* **Task item**: Find each line in the following listing that has the string "name", then state the count and nothing else.

* **Input**:
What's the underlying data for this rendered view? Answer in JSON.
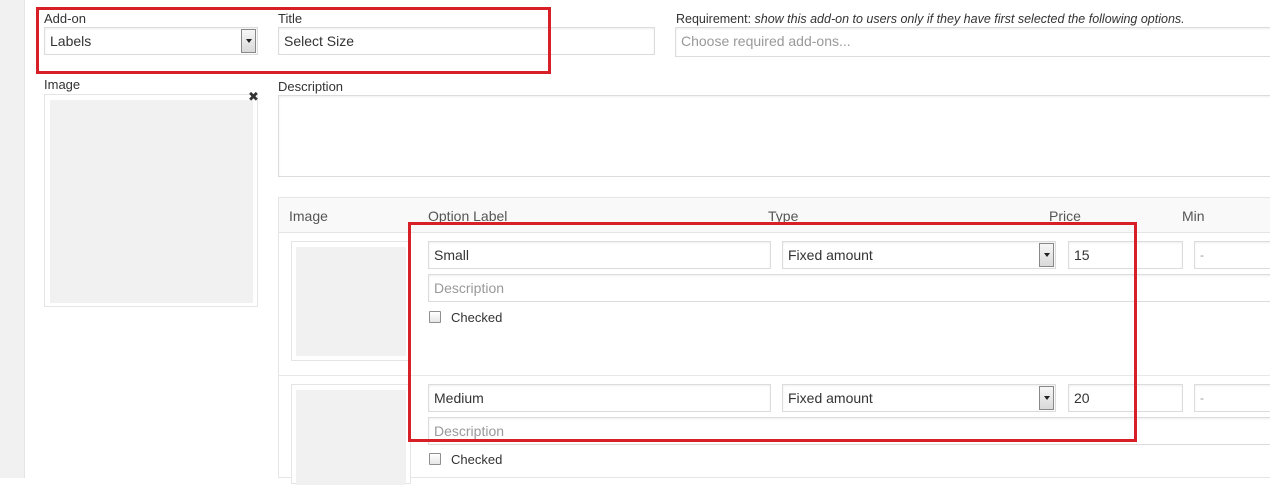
{
  "addon": {
    "label": "Add-on",
    "type_value": "Labels",
    "title_label": "Title",
    "title_value": "Select Size",
    "requirement_label": "Requirement:",
    "requirement_hint": "show this add-on to users only if they have first selected the following options.",
    "requirement_placeholder": "Choose required add-ons...",
    "image_label": "Image",
    "description_label": "Description",
    "description_value": ""
  },
  "options_table": {
    "headers": {
      "image": "Image",
      "option_label": "Option Label",
      "type": "Type",
      "price": "Price",
      "min": "Min"
    },
    "rows": [
      {
        "label": "Small",
        "type": "Fixed amount",
        "price": "15",
        "min": "-",
        "description_placeholder": "Description",
        "checked_label": "Checked",
        "checked": false
      },
      {
        "label": "Medium",
        "type": "Fixed amount",
        "price": "20",
        "min": "-",
        "description_placeholder": "Description",
        "checked_label": "Checked",
        "checked": false
      }
    ]
  },
  "icons": {
    "remove_image": "close-icon",
    "select": "chevron-down-icon"
  },
  "colors": {
    "highlight": "#d61f26",
    "image_placeholder": "#f1f1f1",
    "border": "#dcdcdc"
  }
}
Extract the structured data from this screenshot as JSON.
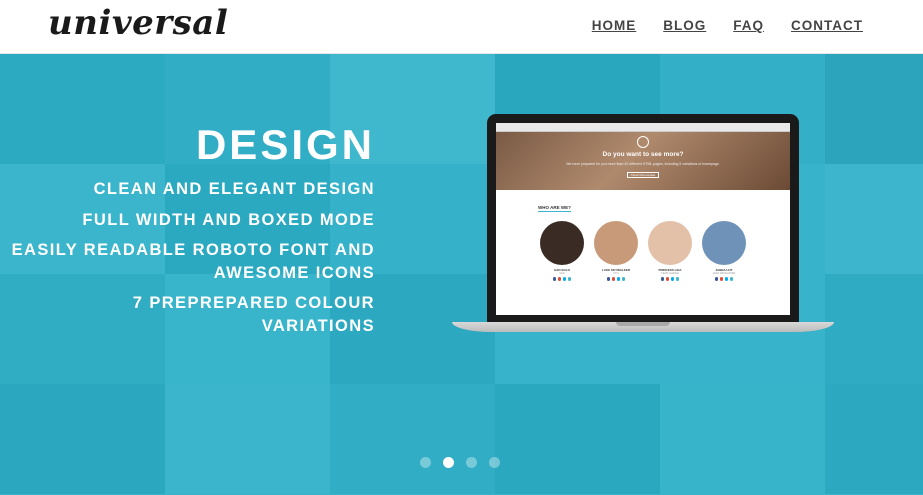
{
  "header": {
    "logo": "universal",
    "nav": [
      {
        "label": "HOME"
      },
      {
        "label": "BLOG"
      },
      {
        "label": "FAQ"
      },
      {
        "label": "CONTACT"
      }
    ]
  },
  "hero": {
    "title": "DESIGN",
    "features": [
      {
        "line1": "CLEAN AND ELEGANT DESIGN",
        "line2": ""
      },
      {
        "line1": "FULL WIDTH AND BOXED MODE",
        "line2": ""
      },
      {
        "line1": "EASILY READABLE ROBOTO FONT AND",
        "line2": "AWESOME ICONS"
      },
      {
        "line1": "7 PREPREPARED COLOUR",
        "line2": "VARIATIONS"
      }
    ],
    "accent_color": "#3fb6cc"
  },
  "laptop_preview": {
    "hero_title": "Do you want to see more?",
    "hero_sub": "We have prepared for you more than 40 different HTML pages, including 5 variations of homepage.",
    "hero_button": "Check this template",
    "section_title": "WHO ARE WE?",
    "people": [
      {
        "name": "HAN SOLO",
        "role": "CEO",
        "avatar_color": "#3a2c25"
      },
      {
        "name": "LUKE SKYWALKER",
        "role": "CTO",
        "avatar_color": "#c99a7a"
      },
      {
        "name": "PRINCESS LEIA",
        "role": "TEAM LEADER",
        "avatar_color": "#e2c1a8"
      },
      {
        "name": "JABBA HUT",
        "role": "LEAD DEVELOPER",
        "avatar_color": "#6f93b8"
      }
    ],
    "social_colors": [
      "#3b5998",
      "#dd4b39",
      "#00aced",
      "#3fb6cc"
    ]
  },
  "carousel": {
    "slides": 4,
    "active_index": 1
  }
}
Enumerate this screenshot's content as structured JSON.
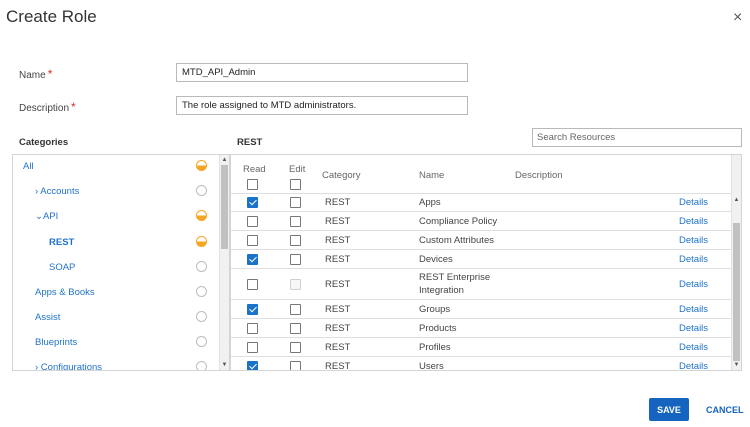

* **Solution for this problem**: 4